3 min read

Getting A Grip On Hand Protection

Sep 24, 2014 6:30:00 AM

HandProtectionAccording to the U.S. Bureau of Labor Statistics, approximately 250,000 serious injuries occur each year to hands, fingers, and wrists. About 8,000 of these result in amputations. A worker’s hands are so incredibly critical not only to their career, but also their personal lives. Action can be taken to help minimize the hazards to hands, especially through the use of equipment safety mechanisms, personal protective equipment (PPE), and proper training.

Finding The Right Gloves

There are numerous varieties of gloves. It is important to pick the appropriate glove to protect your employees against workplace hazards. What should be considered when picking out PPE for hands? OSHA outlines the following as important factors to consider when choosing protective gloves:

  • Type of chemicals handled
  • Nature of contact (total immersion, splash, etc.)
  • Duration of contact
  • Area requiring protection (hand only, forearm, arm)
  • Grip requirements (dry, wet, oily)
  • Thermal protection
  • Size and comfort
  • Abrasion/resistance requirements

The fit of a glove is essential to its value. If your workers are using ill-fitting gloves it may hinder their dexterity, cause efficiency to drop, and/or fail to properly protect from hazards.

Along with defining the hazards, it is also helpful to understand the types of gloves available and their intended use. The National Safety Council outlines the most prevalent types of gloves:

  • Cotton and fabric gloves: These can keep hands clean and protect against abrasions, but may not be strong enough to handle work with rough or sharp materials.
  • Coated fabric gloves: This type of glove can provide protection against some moderate concentrated chemicals. They can be used in laboratory work provided they are strong enough to protect against the specific chemical being handled.
  • Rubber, plastic, or synthetic gloves: These types of gloves can be used when cleaning or working with oils, solvents, and other chemicals.
  • Leather gloves: These should be used when welding, as the leather can resist sparks and moderate heat. The risk of cuts and abrasions also can be minimized by wearing leather gloves.
  • Aluminized gloves: These gloves are recommended for welding, furnace, and foundry work, as they provide reflective and insulating protection.
  • Kevlar gloves: These have a wide variety of industrial applications. They are cut and abrasion-resistant and provide protection against both heat and cold.
  • Chemical/liquid-resistant gloves: Several types of gloves help protect against specific chemicals:
    • Butyl rubber gloves: nitric acid, sulfuric acid, hydrochloric acid, and peroxide
    • Natural latex/rubber gloves: water solutions or acids, alkalis, salts, and ketones
    • Neoprene gloves: hydraulic fluids, gasoline, alcohols, and organic acids
    • Nitrile rubber gloves: chlorinated solvents

It Goes Beyond Picking Out The Proper Gloves

Even if you are able to determine the most appropriate gloves for your workforce, it does not guarantee they will know how to properly use them.
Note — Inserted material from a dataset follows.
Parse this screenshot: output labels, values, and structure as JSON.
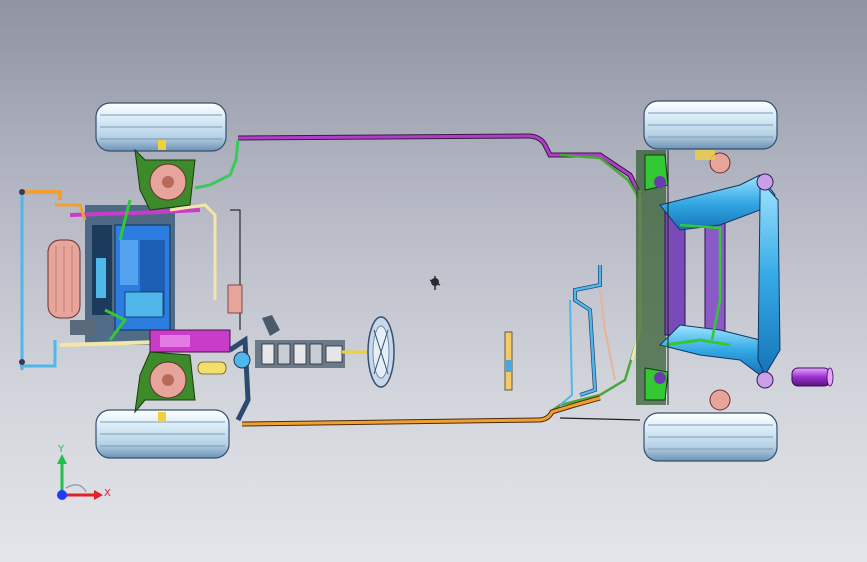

It seems simple, you just put on gloves, right? Wrong. There’s more to it than that. It is important for workers to know how to choose the right glove for each task, and especially to pick a glove with the proper fit. Training employees on the importance of frequently inspecting their gloves is also critical. Taking time to implement appropriate training can help decrease your employees’ risk of hand injuries.

Gloves Are Not The Only Answer

Some hazards can be eliminated, or at least lessened, by addressing them at the source. For hand protection, engineering controls can be used to modify the source of the hazard in order to reduce the danger of hand injuries. For example, equipment can be modified or replaced to include defense mechanisms that prevent workers’ hands from coming into contact with a hazard, such as barriers and guards. Adding these mechanisms is just one part of the protection. It is critical to routinely inspect and maintain safety features.

Beyond gloves there are also other forms of personal protective equipment for hands such as finger guards, arm coverings, protective sleeves, or barrier creams. Specifically when working with chemicals, additional hand protection like barrier creams and lotions may be required. There are different kinds made for use with types of chemicals. For example, solvent-repellant creams can help employees who work with solvents, oils, and other organic chemicals.

The statistics don’t lie. And your hands are essential. Let’s keep them safe and protected! 

Gibson

Written by Gibson

Gibson is a firm of advisors and consultants that help clients get to the proactive side of insurance. We specialize in working with companies looking to find their edge—where they are growing as an organization, differentiating themselves in the marketplace, and preparing for current and future risk. Together we will find the perfect combination of insurance and consulting.